[Records contained in a dataset]
= = = =

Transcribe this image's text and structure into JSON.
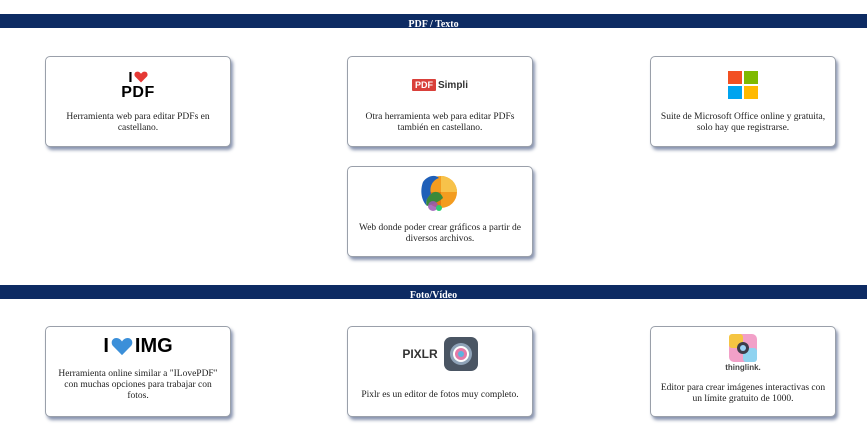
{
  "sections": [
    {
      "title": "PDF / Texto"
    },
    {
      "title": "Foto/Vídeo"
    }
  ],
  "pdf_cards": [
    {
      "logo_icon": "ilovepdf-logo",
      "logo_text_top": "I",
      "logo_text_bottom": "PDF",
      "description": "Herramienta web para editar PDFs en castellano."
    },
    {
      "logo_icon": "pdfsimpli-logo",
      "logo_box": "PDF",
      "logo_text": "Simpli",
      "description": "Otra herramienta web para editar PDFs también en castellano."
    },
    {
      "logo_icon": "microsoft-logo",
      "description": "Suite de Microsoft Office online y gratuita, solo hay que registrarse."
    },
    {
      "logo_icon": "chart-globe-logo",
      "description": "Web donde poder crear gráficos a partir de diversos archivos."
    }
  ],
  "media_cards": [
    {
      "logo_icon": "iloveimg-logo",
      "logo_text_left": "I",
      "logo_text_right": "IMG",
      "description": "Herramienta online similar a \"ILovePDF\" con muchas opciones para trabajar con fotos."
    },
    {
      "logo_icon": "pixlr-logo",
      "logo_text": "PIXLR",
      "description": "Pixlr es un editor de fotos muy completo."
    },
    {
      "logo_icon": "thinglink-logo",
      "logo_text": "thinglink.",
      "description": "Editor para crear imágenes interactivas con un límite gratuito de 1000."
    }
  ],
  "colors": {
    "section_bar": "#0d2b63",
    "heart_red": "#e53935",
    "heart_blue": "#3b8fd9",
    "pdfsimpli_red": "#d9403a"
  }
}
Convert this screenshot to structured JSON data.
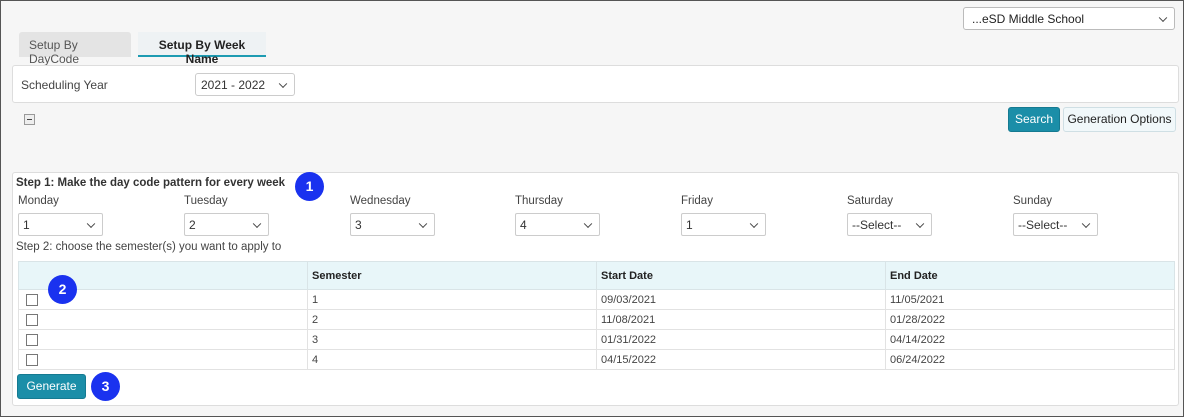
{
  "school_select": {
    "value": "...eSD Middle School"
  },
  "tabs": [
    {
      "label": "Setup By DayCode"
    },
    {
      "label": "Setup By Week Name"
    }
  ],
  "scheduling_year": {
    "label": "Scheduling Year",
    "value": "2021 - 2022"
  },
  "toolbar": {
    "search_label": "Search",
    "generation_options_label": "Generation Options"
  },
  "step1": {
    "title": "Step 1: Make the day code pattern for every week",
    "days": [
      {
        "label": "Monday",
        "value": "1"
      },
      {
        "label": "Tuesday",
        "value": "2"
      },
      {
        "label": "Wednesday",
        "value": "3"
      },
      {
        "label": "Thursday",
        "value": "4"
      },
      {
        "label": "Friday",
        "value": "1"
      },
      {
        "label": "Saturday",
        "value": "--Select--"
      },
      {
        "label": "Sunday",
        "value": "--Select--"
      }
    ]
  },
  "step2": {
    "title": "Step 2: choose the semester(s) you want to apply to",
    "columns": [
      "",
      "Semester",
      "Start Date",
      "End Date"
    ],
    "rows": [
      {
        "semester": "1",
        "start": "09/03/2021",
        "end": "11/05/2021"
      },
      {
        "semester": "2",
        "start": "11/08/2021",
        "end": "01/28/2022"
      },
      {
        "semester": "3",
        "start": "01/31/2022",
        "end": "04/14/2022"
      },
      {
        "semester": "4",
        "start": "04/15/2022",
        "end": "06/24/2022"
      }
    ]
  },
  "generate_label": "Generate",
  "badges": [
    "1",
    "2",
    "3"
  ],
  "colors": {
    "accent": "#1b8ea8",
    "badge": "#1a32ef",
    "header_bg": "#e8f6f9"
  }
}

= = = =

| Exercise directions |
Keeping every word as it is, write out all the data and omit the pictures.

| Task result |
Transcribe this image's text and structure into JSON.
{
  "sections": [
    {
      "title": "PDF / Texto"
    },
    {
      "title": "Foto/Vídeo"
    }
  ],
  "pdf_cards": [
    {
      "logo_icon": "ilovepdf-logo",
      "logo_text_top": "I",
      "logo_text_bottom": "PDF",
      "description": "Herramienta web para editar PDFs en castellano."
    },
    {
      "logo_icon": "pdfsimpli-logo",
      "logo_box": "PDF",
      "logo_text": "Simpli",
      "description": "Otra herramienta web para editar PDFs también en castellano."
    },
    {
      "logo_icon": "microsoft-logo",
      "description": "Suite de Microsoft Office online y gratuita, solo hay que registrarse."
    },
    {
      "logo_icon": "chart-globe-logo",
      "description": "Web donde poder crear gráficos a partir de diversos archivos."
    }
  ],
  "media_cards": [
    {
      "logo_icon": "iloveimg-logo",
      "logo_text_left": "I",
      "logo_text_right": "IMG",
      "description": "Herramienta online similar a \"ILovePDF\" con muchas opciones para trabajar con fotos."
    },
    {
      "logo_icon": "pixlr-logo",
      "logo_text": "PIXLR",
      "description": "Pixlr es un editor de fotos muy completo."
    },
    {
      "logo_icon": "thinglink-logo",
      "logo_text": "thinglink.",
      "description": "Editor para crear imágenes interactivas con un límite gratuito de 1000."
    }
  ],
  "colors": {
    "section_bar": "#0d2b63",
    "heart_red": "#e53935",
    "heart_blue": "#3b8fd9",
    "pdfsimpli_red": "#d9403a"
  }
}
Convert this screenshot to structured JSON data.
{
  "school_select": {
    "value": "...eSD Middle School"
  },
  "tabs": [
    {
      "label": "Setup By DayCode"
    },
    {
      "label": "Setup By Week Name"
    }
  ],
  "scheduling_year": {
    "label": "Scheduling Year",
    "value": "2021 - 2022"
  },
  "toolbar": {
    "search_label": "Search",
    "generation_options_label": "Generation Options"
  },
  "step1": {
    "title": "Step 1: Make the day code pattern for every week",
    "days": [
      {
        "label": "Monday",
        "value": "1"
      },
      {
        "label": "Tuesday",
        "value": "2"
      },
      {
        "label": "Wednesday",
        "value": "3"
      },
      {
        "label": "Thursday",
        "value": "4"
      },
      {
        "label": "Friday",
        "value": "1"
      },
      {
        "label": "Saturday",
        "value": "--Select--"
      },
      {
        "label": "Sunday",
        "value": "--Select--"
      }
    ]
  },
  "step2": {
    "title": "Step 2: choose the semester(s) you want to apply to",
    "columns": [
      "",
      "Semester",
      "Start Date",
      "End Date"
    ],
    "rows": [
      {
        "semester": "1",
        "start": "09/03/2021",
        "end": "11/05/2021"
      },
      {
        "semester": "2",
        "start": "11/08/2021",
        "end": "01/28/2022"
      },
      {
        "semester": "3",
        "start": "01/31/2022",
        "end": "04/14/2022"
      },
      {
        "semester": "4",
        "start": "04/15/2022",
        "end": "06/24/2022"
      }
    ]
  },
  "generate_label": "Generate",
  "badges": [
    "1",
    "2",
    "3"
  ],
  "colors": {
    "accent": "#1b8ea8",
    "badge": "#1a32ef",
    "header_bg": "#e8f6f9"
  }
}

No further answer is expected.